2. CHECK THE DATE: The advertised price may only apply to a particular date. I recently saw an example of this with a cruise fare where the fine print stated, “*Fares from $499is based on 12/11/16 for 6-day Caribbean sailing only Fares apply to minimum lead-in categories on a space available basis at time of booking. So if you and your BFF are thinking about taking a cruise on any other date, the $499 price will not apply.
3. CHECK THE VENDOR’S TERMS AND CONDITIONS THOROUGLY.Once you complete the transaction, you have agreed to those terms, whether you read them or not. If there is a dispute, you will have no recourse, after all….you agreed.
4. THERE AIN’T NO FREE LUNCH. Airlines, hotels, cruise lines, tour companies and all travel vendors are in business to make money.

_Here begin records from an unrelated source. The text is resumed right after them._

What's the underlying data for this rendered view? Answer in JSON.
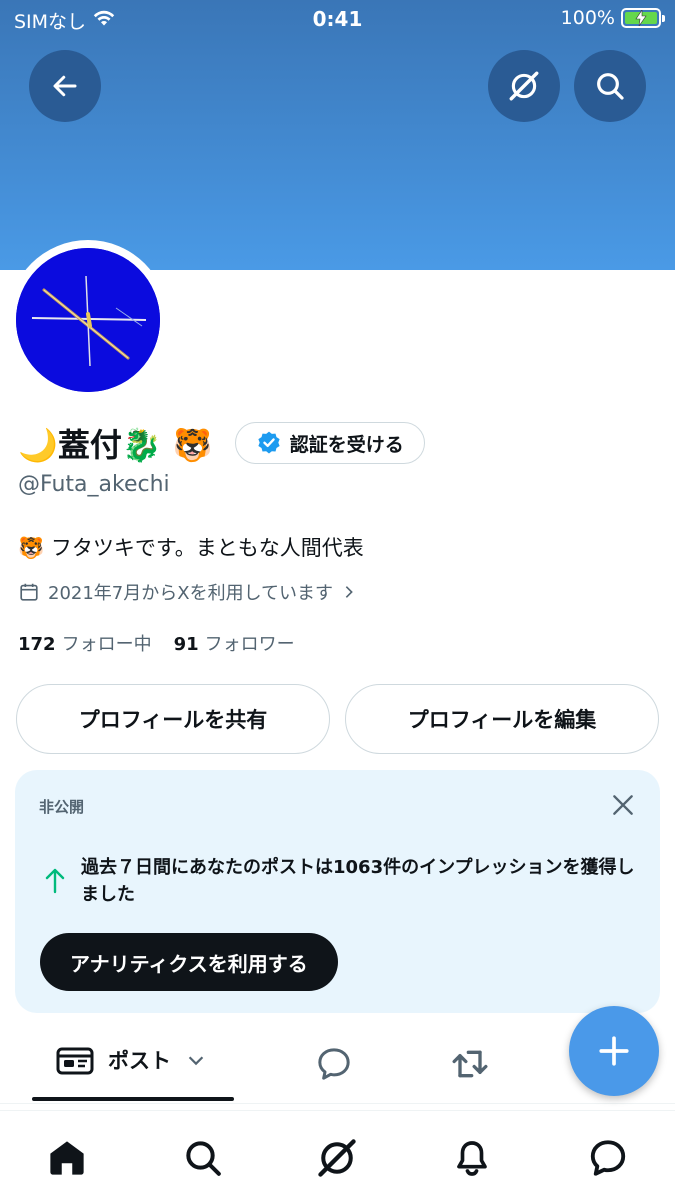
{
  "status_bar": {
    "carrier": "SIMなし",
    "time": "0:41",
    "battery_percent": "100%",
    "icons": [
      "wifi-icon",
      "battery-charging-icon"
    ]
  },
  "header": {
    "back_icon": "arrow-left-icon",
    "grok_icon": "grok-icon",
    "search_icon": "search-icon"
  },
  "profile": {
    "name": "🌙蓋付🐉 🐯",
    "verify_label": "認証を受ける",
    "handle": "@Futa_akechi",
    "bio": "🐯 フタツキです。まともな人間代表",
    "joined": "2021年7月からXを利用しています",
    "following_count": "172",
    "following_label": "フォロー中",
    "followers_count": "91",
    "followers_label": "フォロワー"
  },
  "actions": {
    "share_label": "プロフィールを共有",
    "edit_label": "プロフィールを編集"
  },
  "private_card": {
    "label": "非公開",
    "message": "過去７日間にあなたのポストは1063件のインプレッションを獲得しました",
    "button_label": "アナリティクスを利用する"
  },
  "tabs": {
    "post_label": "ポスト"
  },
  "colors": {
    "accent": "#1d9bf0",
    "fab": "#4a99e9",
    "banner_top": "#3a76b7",
    "banner_bottom": "#4a9ae6",
    "card_bg": "#e8f5fd",
    "growth_arrow": "#00ba7c"
  },
  "bottom_nav": [
    "home-icon",
    "search-icon",
    "grok-icon",
    "bell-icon",
    "messages-icon"
  ]
}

They may offer discounted rates, or extra amenities, but FREE? Forget about it. Even if someone offers your free show tickets or buffet vouchers, you’ll only get them after setting through a high-pressure presentation.

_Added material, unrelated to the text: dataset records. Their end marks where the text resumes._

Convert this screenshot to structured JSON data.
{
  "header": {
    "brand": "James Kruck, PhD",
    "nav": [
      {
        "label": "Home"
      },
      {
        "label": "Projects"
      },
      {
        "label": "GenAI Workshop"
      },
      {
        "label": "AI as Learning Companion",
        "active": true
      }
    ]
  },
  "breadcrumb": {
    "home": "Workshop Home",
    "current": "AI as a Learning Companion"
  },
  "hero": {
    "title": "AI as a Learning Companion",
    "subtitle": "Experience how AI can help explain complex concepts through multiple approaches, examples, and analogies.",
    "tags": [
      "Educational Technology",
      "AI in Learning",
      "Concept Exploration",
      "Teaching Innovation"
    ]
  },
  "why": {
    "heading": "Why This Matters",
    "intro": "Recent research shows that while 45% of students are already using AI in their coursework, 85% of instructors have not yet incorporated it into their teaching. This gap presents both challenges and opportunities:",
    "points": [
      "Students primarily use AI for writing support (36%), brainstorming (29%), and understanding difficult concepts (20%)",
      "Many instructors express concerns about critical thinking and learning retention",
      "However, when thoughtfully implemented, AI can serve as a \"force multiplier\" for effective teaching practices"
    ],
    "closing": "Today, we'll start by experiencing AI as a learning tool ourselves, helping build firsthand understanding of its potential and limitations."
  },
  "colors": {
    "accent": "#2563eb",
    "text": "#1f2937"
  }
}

5. YOU GET WHAT YOU PAY FOR. If you’ve ever shopped at a swap meet or street market you’ve probably seen some great deals on Rolex watches….or cheap designer purses. Guess what? They’re not authentic. Neither are many of those unbelievable travel deals. There are times when hotels or cruise lines will offer discounts on unsold inventory and those are good deals. But if you see a deal like “stay at the Ritz Carlton for $49/night” or “take a 7 day cruise for only $199”, be skeptical, very skeptical.
6. BOOK THROUGH A REPUTABLE TRAVEL AGENT. An experienced travel agent can recommend reputable travel vendors because they have vetted them and have relationships with them. If there is a problem you have an advocate to help you sort it out.
Those unbelievably low travel deals are going to continue to flood your inbox and pop up on your computer screen. Just be sure that you check them out thoroughly before booking any travel. And if it sounds too good to be true…..
- adventure travel
- blue mosque
- book review
- ciragan palace
- destination review
- family travel
- gothic quarter
- group travel
- hagia sophia
- la boqueria
- la sagrada familia
- las ramblas
- Las Vegas
- montego bay
- ship review
- super bowl
- travel agents
- Travel Tips
- trip review
- United Arab Emirates
- wine lover
- zipline canopy tour